=== Task objective ===
Within the records, say how many lines include the word "日本时间"; the answer should be the number and no more.

╭─ Records shown

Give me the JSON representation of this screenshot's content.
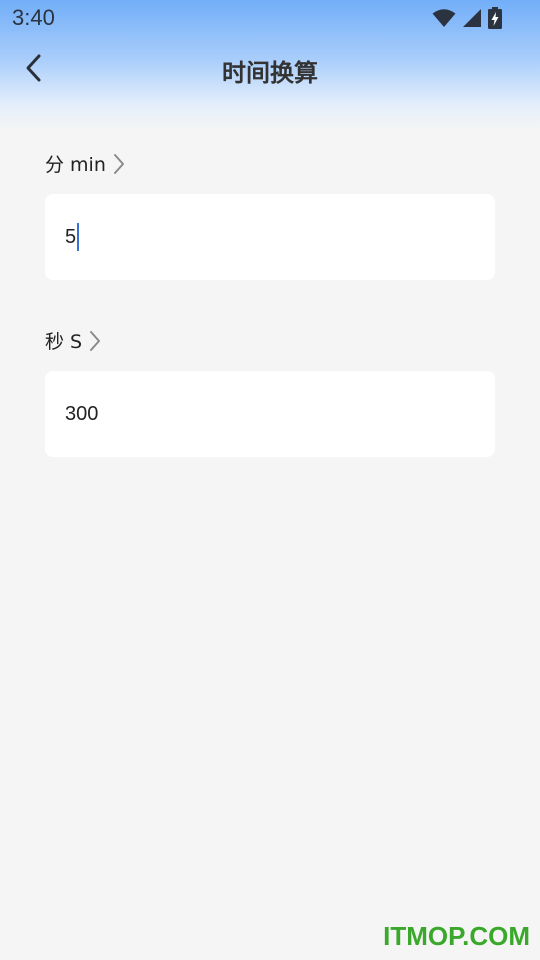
{
  "status_bar": {
    "time": "3:40",
    "icons": [
      "wifi-icon",
      "signal-icon",
      "battery-charging-icon"
    ]
  },
  "header": {
    "back_icon": "chevron-left-icon",
    "title": "时间换算"
  },
  "fields": [
    {
      "label": "分 min",
      "value": "5",
      "focused": true
    },
    {
      "label": "秒 S",
      "value": "300",
      "focused": false
    }
  ],
  "watermark": {
    "text": "ITMOP.COM"
  },
  "colors": {
    "gradient_top": "#72aef8",
    "background": "#f5f5f5",
    "card": "#ffffff",
    "caret": "#3a6fd8",
    "watermark": "#3aa82a"
  }
}
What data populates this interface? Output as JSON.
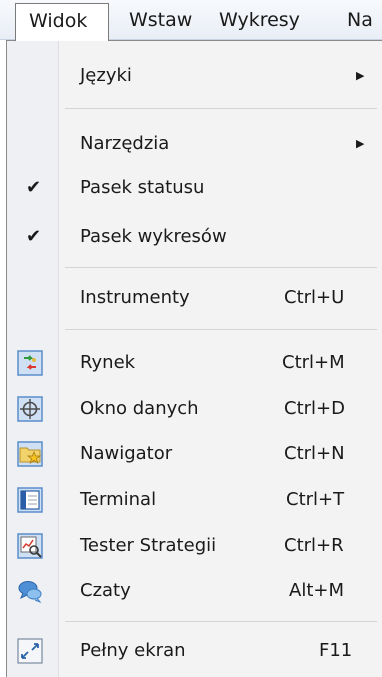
{
  "menubar": {
    "items": [
      {
        "label": "Widok"
      },
      {
        "label": "Wstaw"
      },
      {
        "label": "Wykresy"
      },
      {
        "label": "Na"
      }
    ]
  },
  "menu": {
    "languages": {
      "label": "Języki",
      "icon": "submenu-arrow-icon"
    },
    "tools": {
      "label": "Narzędzia",
      "icon": "submenu-arrow-icon"
    },
    "status_bar": {
      "label": "Pasek statusu",
      "checked": true,
      "icon": "checkmark-icon"
    },
    "charts_bar": {
      "label": "Pasek wykresów",
      "checked": true,
      "icon": "checkmark-icon"
    },
    "instruments": {
      "label": "Instrumenty",
      "shortcut": "Ctrl+U"
    },
    "market": {
      "label": "Rynek",
      "shortcut": "Ctrl+M",
      "icon": "market-watch-icon"
    },
    "data_window": {
      "label": "Okno danych",
      "shortcut": "Ctrl+D",
      "icon": "crosshair-icon"
    },
    "navigator": {
      "label": "Nawigator",
      "shortcut": "Ctrl+N",
      "icon": "navigator-folder-star-icon"
    },
    "terminal": {
      "label": "Terminal",
      "shortcut": "Ctrl+T",
      "icon": "terminal-window-icon"
    },
    "strategy_tester": {
      "label": "Tester Strategii",
      "shortcut": "Ctrl+R",
      "icon": "strategy-tester-icon"
    },
    "chats": {
      "label": "Czaty",
      "shortcut": "Alt+M",
      "icon": "chat-bubbles-icon"
    },
    "full_screen": {
      "label": "Pełny ekran",
      "shortcut": "F11",
      "icon": "fullscreen-arrows-icon"
    }
  },
  "colors": {
    "menubar_bg": "#e9eef6",
    "dropdown_bg": "#f3f3f3",
    "icon_gutter_bg": "#eef0f3",
    "icon_frame": "#5a8ec9",
    "icon_fill": "#cfe0f4"
  }
}
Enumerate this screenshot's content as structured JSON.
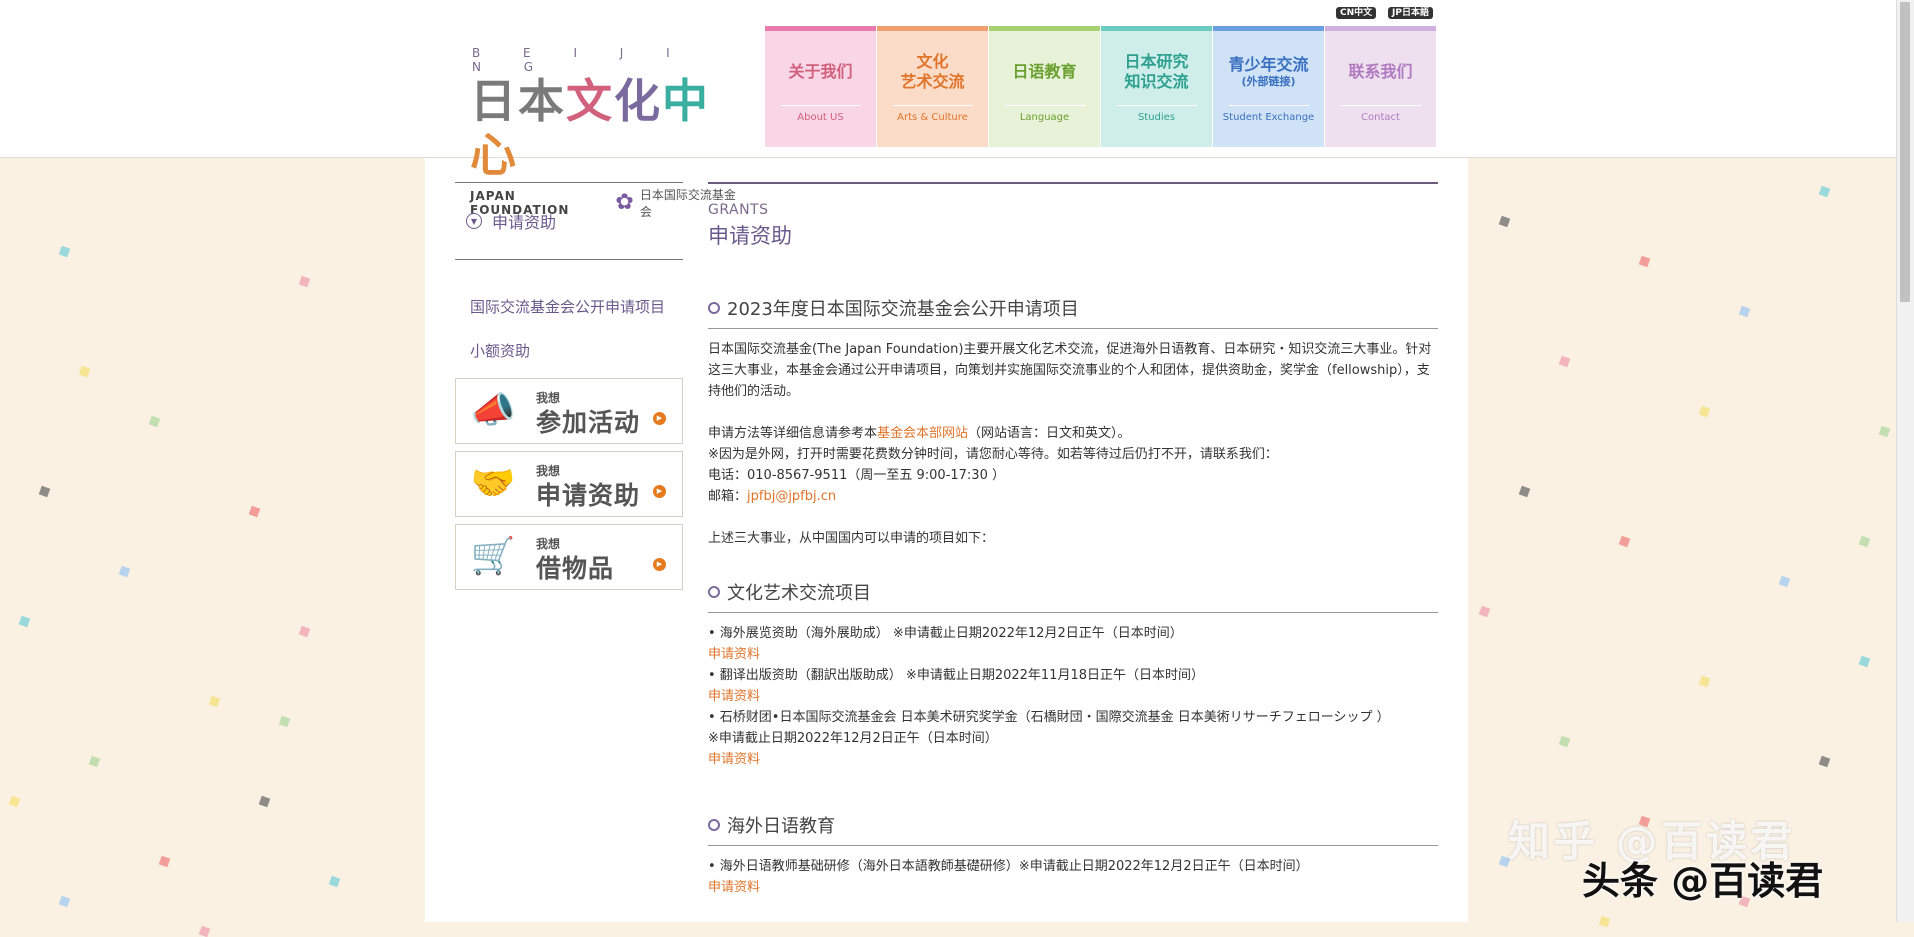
{
  "brand": {
    "top_letters": "B E I J I N G",
    "main": [
      "日",
      "本",
      "文",
      "化",
      "中",
      "心"
    ],
    "org_en": "JAPAN FOUNDATION",
    "org_zh": "日本国际交流基金会"
  },
  "lang": {
    "cn": "CN中文",
    "jp": "JP日本語"
  },
  "nav": [
    {
      "zh": "关于我们",
      "sub": "",
      "en": "About US",
      "bar": "#e87ab0",
      "bg": "#f9d6e6",
      "color": "#d1607c"
    },
    {
      "zh": "文化",
      "sub": "艺术交流",
      "en": "Arts & Culture",
      "bar": "#f0a070",
      "bg": "#fbdcc8",
      "color": "#e0742a"
    },
    {
      "zh": "日语教育",
      "sub": "",
      "en": "Language",
      "bar": "#a8d070",
      "bg": "#e8f2d8",
      "color": "#6aa030"
    },
    {
      "zh": "日本研究",
      "sub": "知识交流",
      "en": "Studies",
      "bar": "#6ccac0",
      "bg": "#cfeeea",
      "color": "#2ea090"
    },
    {
      "zh": "青少年交流",
      "sub": "(外部链接)",
      "en": "Student Exchange",
      "bar": "#6aa0e0",
      "bg": "#d0e2f6",
      "color": "#3a70c0"
    },
    {
      "zh": "联系我们",
      "sub": "",
      "en": "Contact",
      "bar": "#d0b0e0",
      "bg": "#efe0f0",
      "color": "#b07ac0"
    }
  ],
  "sidebar": {
    "header": "申请资助",
    "links": [
      "国际交流基金会公开申请项目",
      "小额资助"
    ],
    "promos": [
      {
        "small": "我想",
        "big": "参加活动",
        "icon": "megaphone-icon",
        "glyph": "📣"
      },
      {
        "small": "我想",
        "big": "申请资助",
        "icon": "handshake-icon",
        "glyph": "🤝"
      },
      {
        "small": "我想",
        "big": "借物品",
        "icon": "cart-icon",
        "glyph": "🛒"
      }
    ]
  },
  "main": {
    "title_en": "GRANTS",
    "title_zh": "申请资助",
    "section1": {
      "heading": "2023年度日本国际交流基金会公开申请项目",
      "intro": "日本国际交流基金(The Japan Foundation)主要开展文化艺术交流，促进海外日语教育、日本研究・知识交流三大事业。针对这三大事业，本基金会通过公开申请项目，向策划并实施国际交流事业的个人和团体，提供资助金，奖学金（fellowship），支持他们的活动。",
      "method_pre": "申请方法等详细信息请参考本",
      "method_link": "基金会本部网站",
      "method_post": "（网站语言：日文和英文）。",
      "note": "※因为是外网，打开时需要花费数分钟时间，请您耐心等待。如若等待过后仍打不开，请联系我们：",
      "phone": "电话：010-8567-9511（周一至五 9:00-17:30 ）",
      "email_label": "邮箱：",
      "email": "jpfbj@jpfbj.cn",
      "list_intro": "上述三大事业，从中国国内可以申请的项目如下："
    },
    "section2": {
      "heading": "文化艺术交流项目",
      "items": [
        {
          "text": "• 海外展览资助（海外展助成） ※申请截止日期2022年12月2日正午（日本时间）",
          "link": "申请资料"
        },
        {
          "text": "• 翻译出版资助（翻訳出版助成） ※申请截止日期2022年11月18日正午（日本时间）",
          "link": "申请资料"
        },
        {
          "text": "• 石桥财团•日本国际交流基金会 日本美术研究奖学金（石橋財団・国際交流基金 日本美術リサーチフェローシップ ）",
          "text2": "※申请截止日期2022年12月2日正午（日本时间）",
          "link": "申请资料"
        }
      ]
    },
    "section3": {
      "heading": "海外日语教育",
      "items": [
        {
          "text": "• 海外日语教师基础研修（海外日本語教師基礎研修）※申请截止日期2022年12月2日正午（日本时间）",
          "link": "申请资料"
        }
      ]
    }
  },
  "watermarks": {
    "zhihu": "知乎 @百读君",
    "toutiao": "头条 @百读君"
  }
}
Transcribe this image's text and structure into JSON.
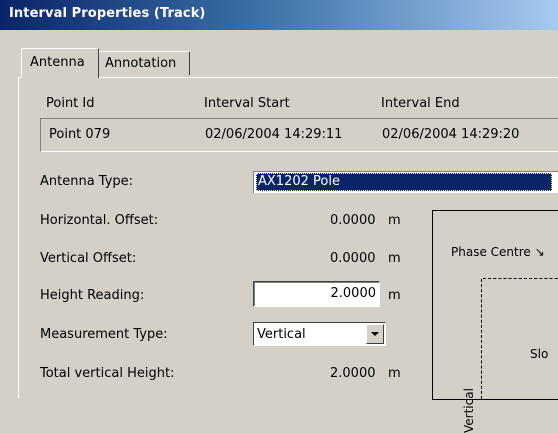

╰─

=== Answer box ===
4